§ Work order
Print the listing in full, exactly as it stands.

§ Records for the exercise
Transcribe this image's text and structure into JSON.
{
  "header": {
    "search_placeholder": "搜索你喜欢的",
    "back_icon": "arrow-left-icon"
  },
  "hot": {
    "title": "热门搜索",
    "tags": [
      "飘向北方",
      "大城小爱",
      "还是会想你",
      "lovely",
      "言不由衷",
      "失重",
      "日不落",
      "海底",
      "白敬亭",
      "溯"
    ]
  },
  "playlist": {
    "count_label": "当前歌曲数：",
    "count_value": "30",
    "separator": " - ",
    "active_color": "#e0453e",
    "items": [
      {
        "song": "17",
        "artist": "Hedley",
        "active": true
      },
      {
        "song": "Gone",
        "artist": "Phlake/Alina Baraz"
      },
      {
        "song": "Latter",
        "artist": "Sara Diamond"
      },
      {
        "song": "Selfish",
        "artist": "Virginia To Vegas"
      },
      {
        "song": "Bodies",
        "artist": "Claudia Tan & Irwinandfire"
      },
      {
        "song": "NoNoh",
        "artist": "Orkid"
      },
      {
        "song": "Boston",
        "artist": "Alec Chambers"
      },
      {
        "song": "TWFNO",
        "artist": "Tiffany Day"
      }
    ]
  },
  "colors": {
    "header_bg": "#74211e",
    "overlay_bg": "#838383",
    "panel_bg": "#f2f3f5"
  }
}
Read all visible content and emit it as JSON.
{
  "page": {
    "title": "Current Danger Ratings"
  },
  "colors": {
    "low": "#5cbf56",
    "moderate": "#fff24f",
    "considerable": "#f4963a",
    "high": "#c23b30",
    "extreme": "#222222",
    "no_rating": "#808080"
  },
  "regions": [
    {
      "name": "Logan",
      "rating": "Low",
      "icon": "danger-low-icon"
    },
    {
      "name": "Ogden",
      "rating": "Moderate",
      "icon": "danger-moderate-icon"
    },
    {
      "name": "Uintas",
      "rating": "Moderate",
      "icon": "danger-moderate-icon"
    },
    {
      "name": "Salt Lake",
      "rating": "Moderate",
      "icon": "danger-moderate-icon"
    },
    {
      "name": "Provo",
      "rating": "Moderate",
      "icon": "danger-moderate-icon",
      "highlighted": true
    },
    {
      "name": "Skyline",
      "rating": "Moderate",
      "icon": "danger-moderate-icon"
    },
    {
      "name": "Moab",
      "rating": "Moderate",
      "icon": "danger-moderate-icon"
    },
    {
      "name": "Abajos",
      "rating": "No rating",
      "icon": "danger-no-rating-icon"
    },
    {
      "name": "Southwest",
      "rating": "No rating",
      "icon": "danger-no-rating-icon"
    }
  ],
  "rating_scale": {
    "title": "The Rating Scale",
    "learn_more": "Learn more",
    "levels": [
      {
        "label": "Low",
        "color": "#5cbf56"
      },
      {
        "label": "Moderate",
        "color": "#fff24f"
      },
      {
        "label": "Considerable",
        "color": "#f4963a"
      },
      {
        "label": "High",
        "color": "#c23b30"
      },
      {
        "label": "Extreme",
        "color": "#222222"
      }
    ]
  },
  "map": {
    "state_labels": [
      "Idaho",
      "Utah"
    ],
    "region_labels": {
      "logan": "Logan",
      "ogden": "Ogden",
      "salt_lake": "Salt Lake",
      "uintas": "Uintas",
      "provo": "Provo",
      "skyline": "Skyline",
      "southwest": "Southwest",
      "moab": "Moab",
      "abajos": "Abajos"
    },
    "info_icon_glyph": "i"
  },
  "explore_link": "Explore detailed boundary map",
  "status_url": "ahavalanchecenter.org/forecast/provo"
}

§ Result of the task
Transcribe this image's text and structure into JSON.
{
  "header": {
    "search_placeholder": "搜索你喜欢的",
    "back_icon": "arrow-left-icon"
  },
  "hot": {
    "title": "热门搜索",
    "tags": [
      "飘向北方",
      "大城小爱",
      "还是会想你",
      "lovely",
      "言不由衷",
      "失重",
      "日不落",
      "海底",
      "白敬亭",
      "溯"
    ]
  },
  "playlist": {
    "count_label": "当前歌曲数：",
    "count_value": "30",
    "separator": " - ",
    "active_color": "#e0453e",
    "items": [
      {
        "song": "17",
        "artist": "Hedley",
        "active": true
      },
      {
        "song": "Gone",
        "artist": "Phlake/Alina Baraz"
      },
      {
        "song": "Latter",
        "artist": "Sara Diamond"
      },
      {
        "song": "Selfish",
        "artist": "Virginia To Vegas"
      },
      {
        "song": "Bodies",
        "artist": "Claudia Tan & Irwinandfire"
      },
      {
        "song": "NoNoh",
        "artist": "Orkid"
      },
      {
        "song": "Boston",
        "artist": "Alec Chambers"
      },
      {
        "song": "TWFNO",
        "artist": "Tiffany Day"
      }
    ]
  },
  "colors": {
    "header_bg": "#74211e",
    "overlay_bg": "#838383",
    "panel_bg": "#f2f3f5"
  }
}
Read all visible content and emit it as JSON.
{
  "page": {
    "title": "Current Danger Ratings"
  },
  "colors": {
    "low": "#5cbf56",
    "moderate": "#fff24f",
    "considerable": "#f4963a",
    "high": "#c23b30",
    "extreme": "#222222",
    "no_rating": "#808080"
  },
  "regions": [
    {
      "name": "Logan",
      "rating": "Low",
      "icon": "danger-low-icon"
    },
    {
      "name": "Ogden",
      "rating": "Moderate",
      "icon": "danger-moderate-icon"
    },
    {
      "name": "Uintas",
      "rating": "Moderate",
      "icon": "danger-moderate-icon"
    },
    {
      "name": "Salt Lake",
      "rating": "Moderate",
      "icon": "danger-moderate-icon"
    },
    {
      "name": "Provo",
      "rating": "Moderate",
      "icon": "danger-moderate-icon",
      "highlighted": true
    },
    {
      "name": "Skyline",
      "rating": "Moderate",
      "icon": "danger-moderate-icon"
    },
    {
      "name": "Moab",
      "rating": "Moderate",
      "icon": "danger-moderate-icon"
    },
    {
      "name": "Abajos",
      "rating": "No rating",
      "icon": "danger-no-rating-icon"
    },
    {
      "name": "Southwest",
      "rating": "No rating",
      "icon": "danger-no-rating-icon"
    }
  ],
  "rating_scale": {
    "title": "The Rating Scale",
    "learn_more": "Learn more",
    "levels": [
      {
        "label": "Low",
        "color": "#5cbf56"
      },
      {
        "label": "Moderate",
        "color": "#fff24f"
      },
      {
        "label": "Considerable",
        "color": "#f4963a"
      },
      {
        "label": "High",
        "color": "#c23b30"
      },
      {
        "label": "Extreme",
        "color": "#222222"
      }
    ]
  },
  "map": {
    "state_labels": [
      "Idaho",
      "Utah"
    ],
    "region_labels": {
      "logan": "Logan",
      "ogden": "Ogden",
      "salt_lake": "Salt Lake",
      "uintas": "Uintas",
      "provo": "Provo",
      "skyline": "Skyline",
      "southwest": "Southwest",
      "moab": "Moab",
      "abajos": "Abajos"
    },
    "info_icon_glyph": "i"
  },
  "explore_link": "Explore detailed boundary map",
  "status_url": "ahavalanchecenter.org/forecast/provo"
}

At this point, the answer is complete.